Coastal squeeze management delivering for wildife, people at a landscape scale and is facilitating growth and regeneration in the coastal south. Creating approximately 450 hectares of a mosaic of habitats including intertidal, transtional grassland and freshwater (reedbed and ditches) Aims To provide a sustainable flood risk solution To create large scale intertidal habitat To benefit local communities
Is it enough. The things we are currently doing were put in motion before the publication of the white paper and the national ecosystem assessment. SO are we doing enough to promote an ambitions and integrated approach which will create resilient networks and provide society with the service we need? Will our policy change….definitely, but we are on the right course……. we need to Be clear about pressures and priorities based on evidence Working in partnership – including the “ un usual suspects” Help people to value nature Be different Deliver more – we can do this. X people, let’s pull together. Together everyone achieves more

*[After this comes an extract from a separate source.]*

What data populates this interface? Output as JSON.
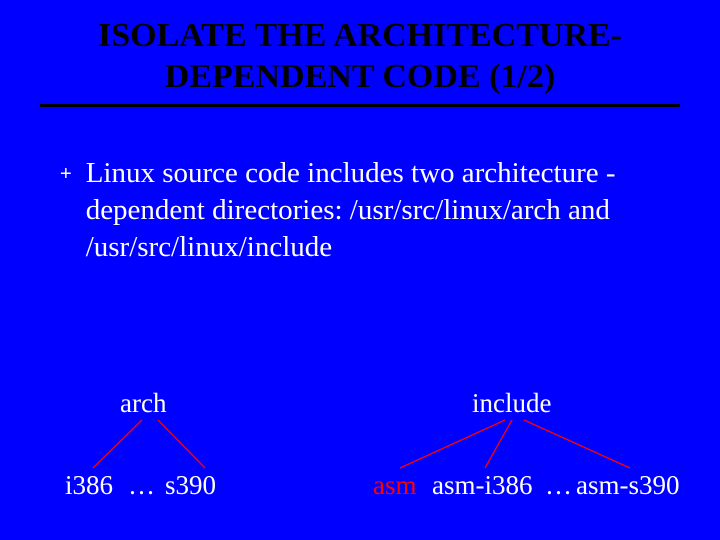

The Nature of Change: Paul Smith
Creating a better place – putting policy into action Paul Smith Environmental Projects Manager 15 September 2011
Summary of the talk <ul><li>Why are we involved? </li></ul><ul><li>What do we know? </li></ul><ul><li>What needs to be done? </li></ul><ul><li>The future </li></ul>
The Environment Agency’s involvement <ul><li>Champion for sustainable development </li></ul><ul><li>Responsible for the water environment. </li></ul><ul><li>Making space for water is key in providing ecosystem services. </li></ul><ul><li>Climate Change Adaptation </li></ul>
What do we know? <ul><li>75% of our water comes from groundwater </li></ul><ul><li>4162 billion litres water abstracted from environment </li></ul><ul><li>Effluent discharge - there are 607 sewage works discharging 13 billion litres treated effluent per day </li></ul><ul><li>The environment is important for </li></ul><ul><li>health and well being </li></ul>
How far have we come? <ul><li>Otters, salmon and other wildlife are returning to our rivers. </li></ul><ul><li>Water quality has improved year on year for the last 20 years </li></ul><ul><li>Water companies have invested heavily through the National Environment Programme </li></ul><ul><li>Locally we’ve improved 45 kms of river habitat through physical restoration, and 4,700 hectares of SSSI are now in Improved Condition. </li></ul>
MORPH Part of the Adur and Ouse pilot catchment Integrated Catchment Management
Climate Change Adaptation <ul><li>Trends for the UK are hotter, drier summers and warmer wetter winters , with more extreme events such as floods, drought and sea level rise. </li></ul><ul><li>By 2020 winter flows could increase by up to 10% for the more responsive catchments and summer flows could reduce by 5-10%). </li></ul><ul><li>By 2050 river flows during the summer and </li></ul><ul><li>autumn could decrease by 50 %. </li></ul>
Medmerry Managed Realignment <ul><li>Aims </li></ul><ul><li>To provide a sustainable flood risk solution </li></ul><ul><li>To create large scale intertidal habitat </li></ul><ul><li>To benefit local communities </li></ul>Working with Natural England, RSPB, local stakeholders and communities
T ogether E veryone A chieves M ore <ul><li>Be clear about pressures and priorities based on evidence </li></ul><ul><li>Help people to value nature </li></ul><ul><li>Working in partnership – including the “ un usual suspects” </li></ul><ul><li>Be different </li></ul><ul><li>Deliver more </li></ul>